And going.

And an hour or so later, I had run the whole six miles with only that bathroom break. (I was such a jerk to Katie when she said I shouldn't lie down after.)

Thanks to my lovely sister's inspiration that day, I've realized that I haven't really been pushing myself. So my new goal on any given run is to go as long as I can without stopping to walk. So far, it's going pretty well.


Man, Nike just knows how to make a video that makes you want to drop everything and go run RIGHT NOW:

Nikeplus.com seems to be down right now, so I can't tell if there's a way to enter this challenge if, like me, you don't have a Nike+ system. But if there is, I'm doing it! Good job, video!


Training, Weeks 4-6: Pick Up the Pace

Wow, it has been forever since I've posted about my marathon training! Here's the beginning of my catch-up posts:

Saturday of Week 4 was the always-lovely Strides of March Carrot Run. It's a small run compared to the Pig or the Heart Mini, but it appears to be growing. Usually I can find a spot in the main parking lot; this year, both the main and overflow lots were full. I had to park across the street in some overflow-overflow lot, and I think I was among the last people able to squeeze in there. Next year, I'll know to come earlier.

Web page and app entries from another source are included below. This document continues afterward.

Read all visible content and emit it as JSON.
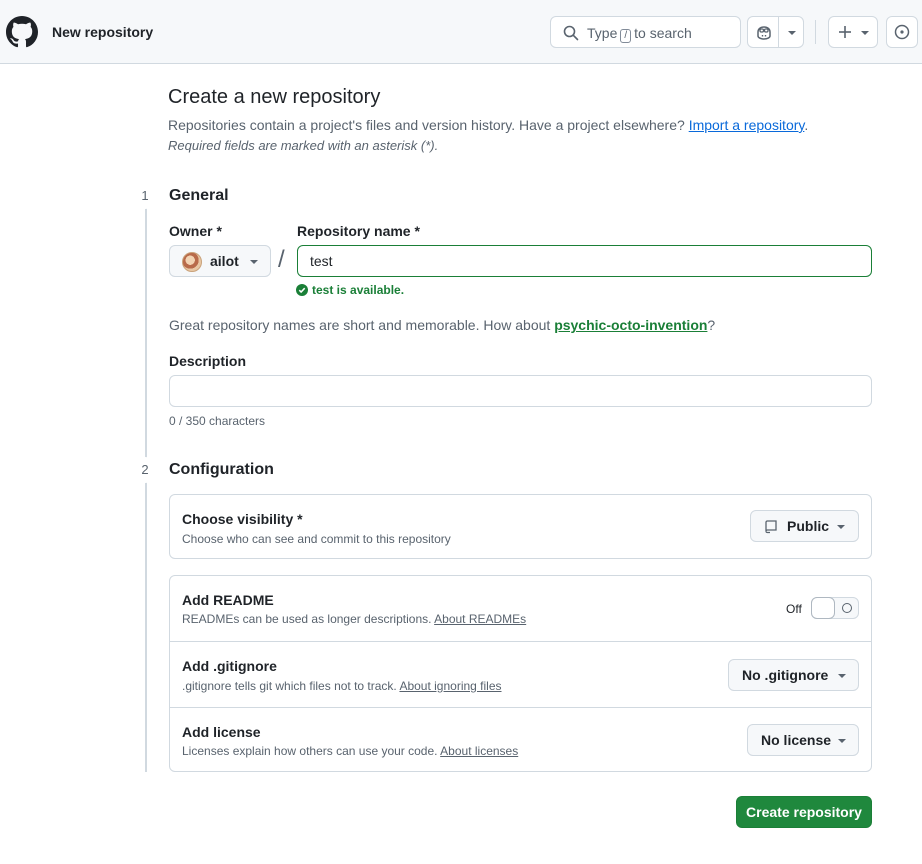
{
  "header": {
    "title": "New repository",
    "search": {
      "before": "Type",
      "key": "/",
      "after": "to search"
    }
  },
  "page": {
    "title": "Create a new repository",
    "subtitle": "Repositories contain a project's files and version history. Have a project elsewhere?",
    "import_link": "Import a repository",
    "subtitle_end": ".",
    "required_note": "Required fields are marked with an asterisk (*)."
  },
  "general": {
    "step": "1",
    "title": "General",
    "owner_label": "Owner *",
    "owner_value": "ailot",
    "slash": "/",
    "repo_label": "Repository name *",
    "repo_value": "test",
    "available_text": "test is available.",
    "suggestion_prefix": "Great repository names are short and memorable. How about",
    "suggestion_name": "psychic-octo-invention",
    "suggestion_suffix": "?",
    "description_label": "Description",
    "description_value": "",
    "char_count": "0 / 350 characters"
  },
  "configuration": {
    "step": "2",
    "title": "Configuration",
    "visibility": {
      "title": "Choose visibility *",
      "subtitle": "Choose who can see and commit to this repository",
      "value": "Public"
    },
    "readme": {
      "title": "Add README",
      "subtitle": "READMEs can be used as longer descriptions.",
      "link": "About READMEs",
      "toggle_label": "Off"
    },
    "gitignore": {
      "title": "Add .gitignore",
      "subtitle": ".gitignore tells git which files not to track.",
      "link": "About ignoring files",
      "value": "No .gitignore"
    },
    "license": {
      "title": "Add license",
      "subtitle": "Licenses explain how others can use your code.",
      "link": "About licenses",
      "value": "No license"
    }
  },
  "actions": {
    "create_label": "Create repository"
  },
  "colors": {
    "accent_green": "#1f883d",
    "link_blue": "#0969da",
    "border": "#d1d9e0",
    "header_bg": "#f6f8fa"
  }
}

I'd be lying if I said the Strides wasn't disappointing for me this year. For one thing, since I parked so far away, I had to abandon my swag bag! (There was no way I was going to be able to stash it and make it back to the line by the starting gun. I tied my T-shirt around my waist and bid the rest of the bag farewell.)

And for another, it was a pretty bad run for me. I was too hot, and I felt kinda sick (due to the heat or the Clif bar I wolfed half an hour before race time, who knows?), and I came thisclose to just stopping and walking, which should not happen to me on a flat course after FOUR YEARS of running. I should be able to run a 5K without dying, and I should be able to run it in under 35 minutes.

I ran the whole way, but I missed the 35-minute goal.

But at least I finally remembered to take pictures during the race!

My dad at the turn-around.

Maybe I should have stopped to get a better photo of the silly fruits and veggies (plus the Flying Pig, just to remind you of what you'll be doing in two months) that cheer you on. My on-the-run photo seems somehow perfectly framed to make people in felt produce costumes and saggity pig outfits seem off-kilter. But they are very nice and encouraging!

After the race, we went to IHOP, which was nice.

So for two weeks after the Strides, my goal was to increase, um, my stride. My steps when running are kinda tiny and shuffly (especially when I get tired), and I figured an easy way to improve my pace was to just make each step longer.

And then, at the end of Week 6, everything changed.